(Dataset rows for apps and sites)
━━━

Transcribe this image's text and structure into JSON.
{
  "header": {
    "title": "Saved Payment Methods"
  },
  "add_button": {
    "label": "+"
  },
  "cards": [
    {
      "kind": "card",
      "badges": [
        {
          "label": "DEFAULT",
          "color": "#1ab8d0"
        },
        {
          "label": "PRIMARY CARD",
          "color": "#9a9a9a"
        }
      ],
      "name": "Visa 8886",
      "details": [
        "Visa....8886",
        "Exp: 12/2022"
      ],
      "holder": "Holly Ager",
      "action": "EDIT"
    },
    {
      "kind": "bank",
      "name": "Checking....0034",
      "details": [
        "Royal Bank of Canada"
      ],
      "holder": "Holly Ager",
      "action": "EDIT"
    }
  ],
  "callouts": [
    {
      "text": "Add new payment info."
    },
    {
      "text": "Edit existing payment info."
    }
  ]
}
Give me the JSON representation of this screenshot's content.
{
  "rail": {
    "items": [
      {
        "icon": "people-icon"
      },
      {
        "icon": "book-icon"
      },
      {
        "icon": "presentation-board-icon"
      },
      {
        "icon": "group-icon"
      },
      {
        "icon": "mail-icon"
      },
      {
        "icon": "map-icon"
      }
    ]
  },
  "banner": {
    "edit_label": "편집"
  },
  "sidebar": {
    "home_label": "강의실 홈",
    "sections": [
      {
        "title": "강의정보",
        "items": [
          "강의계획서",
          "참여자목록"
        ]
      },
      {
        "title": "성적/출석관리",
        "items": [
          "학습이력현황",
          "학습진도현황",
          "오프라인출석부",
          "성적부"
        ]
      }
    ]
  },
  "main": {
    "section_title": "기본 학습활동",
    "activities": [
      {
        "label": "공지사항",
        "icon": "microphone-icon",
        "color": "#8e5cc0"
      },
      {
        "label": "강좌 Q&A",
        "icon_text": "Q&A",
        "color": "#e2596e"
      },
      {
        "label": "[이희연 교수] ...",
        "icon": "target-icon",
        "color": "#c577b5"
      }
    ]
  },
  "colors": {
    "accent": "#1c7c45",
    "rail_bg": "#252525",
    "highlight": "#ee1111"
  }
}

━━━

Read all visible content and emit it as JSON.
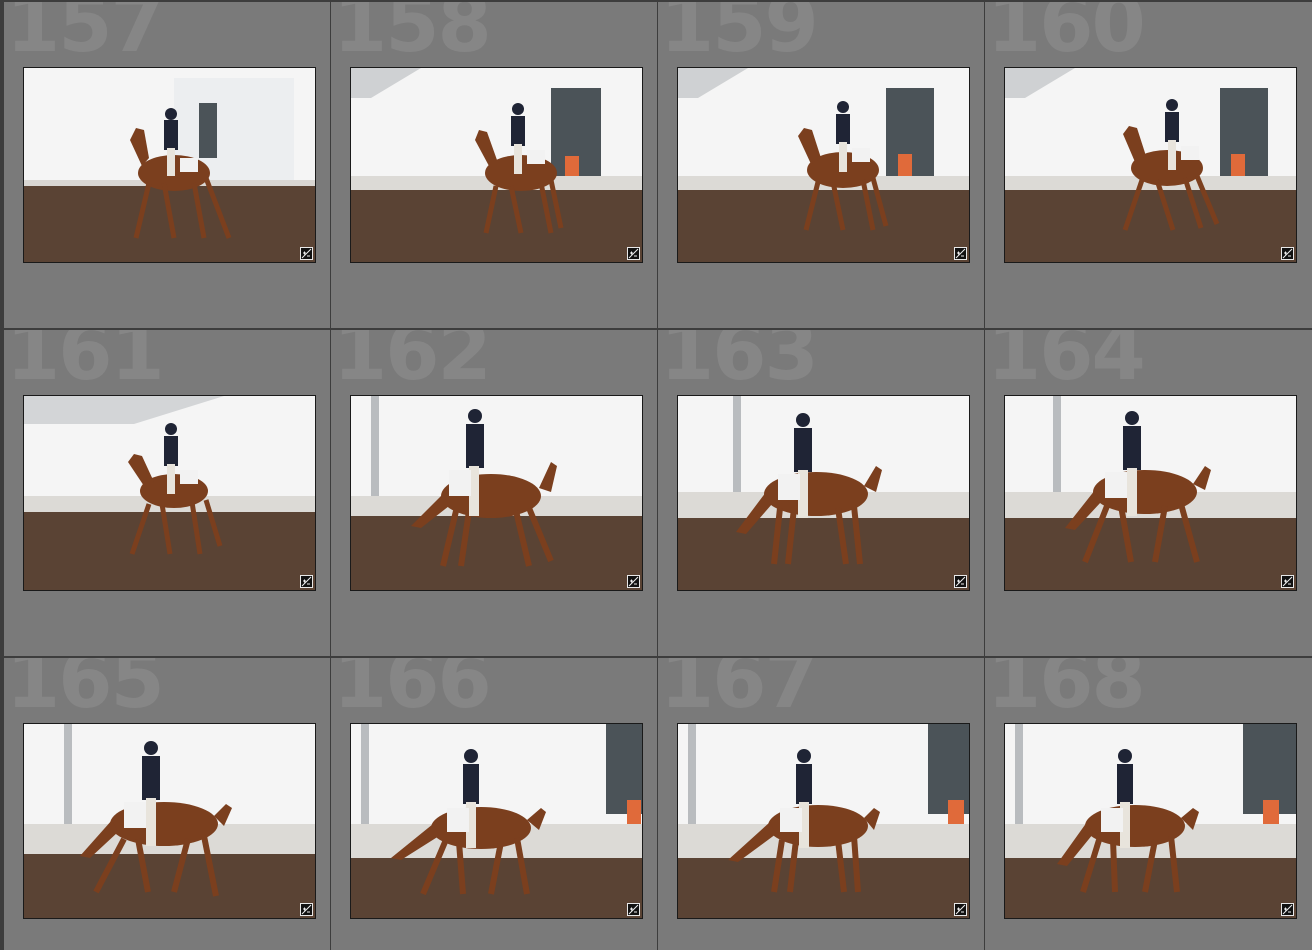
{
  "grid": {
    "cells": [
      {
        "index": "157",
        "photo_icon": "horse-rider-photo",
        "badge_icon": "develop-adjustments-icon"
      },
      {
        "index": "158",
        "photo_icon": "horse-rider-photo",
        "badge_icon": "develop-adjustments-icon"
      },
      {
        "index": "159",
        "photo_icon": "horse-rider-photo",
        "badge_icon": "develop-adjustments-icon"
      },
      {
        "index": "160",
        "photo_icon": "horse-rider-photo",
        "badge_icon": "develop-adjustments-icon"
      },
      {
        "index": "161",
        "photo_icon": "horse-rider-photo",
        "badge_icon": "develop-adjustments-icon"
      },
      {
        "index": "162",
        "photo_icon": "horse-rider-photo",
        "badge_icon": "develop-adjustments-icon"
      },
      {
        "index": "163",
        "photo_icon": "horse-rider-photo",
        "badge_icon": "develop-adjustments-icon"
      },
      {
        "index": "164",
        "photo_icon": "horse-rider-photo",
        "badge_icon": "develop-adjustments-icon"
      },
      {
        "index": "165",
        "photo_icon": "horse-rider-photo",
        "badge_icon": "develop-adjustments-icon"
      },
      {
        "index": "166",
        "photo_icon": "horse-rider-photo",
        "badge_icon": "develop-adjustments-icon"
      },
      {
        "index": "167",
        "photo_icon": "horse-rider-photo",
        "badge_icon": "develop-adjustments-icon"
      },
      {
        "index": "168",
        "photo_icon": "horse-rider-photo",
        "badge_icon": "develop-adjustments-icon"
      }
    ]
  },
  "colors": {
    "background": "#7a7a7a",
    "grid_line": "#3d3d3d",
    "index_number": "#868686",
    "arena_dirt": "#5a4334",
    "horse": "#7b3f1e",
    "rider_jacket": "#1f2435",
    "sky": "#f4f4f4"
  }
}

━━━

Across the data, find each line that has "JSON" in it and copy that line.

## WRITTEN SOLUTION
Transcribe this image's text and structure into JSON.
Give me the JSON representation of this screenshot's content.
Read all visible content and emit it as JSON.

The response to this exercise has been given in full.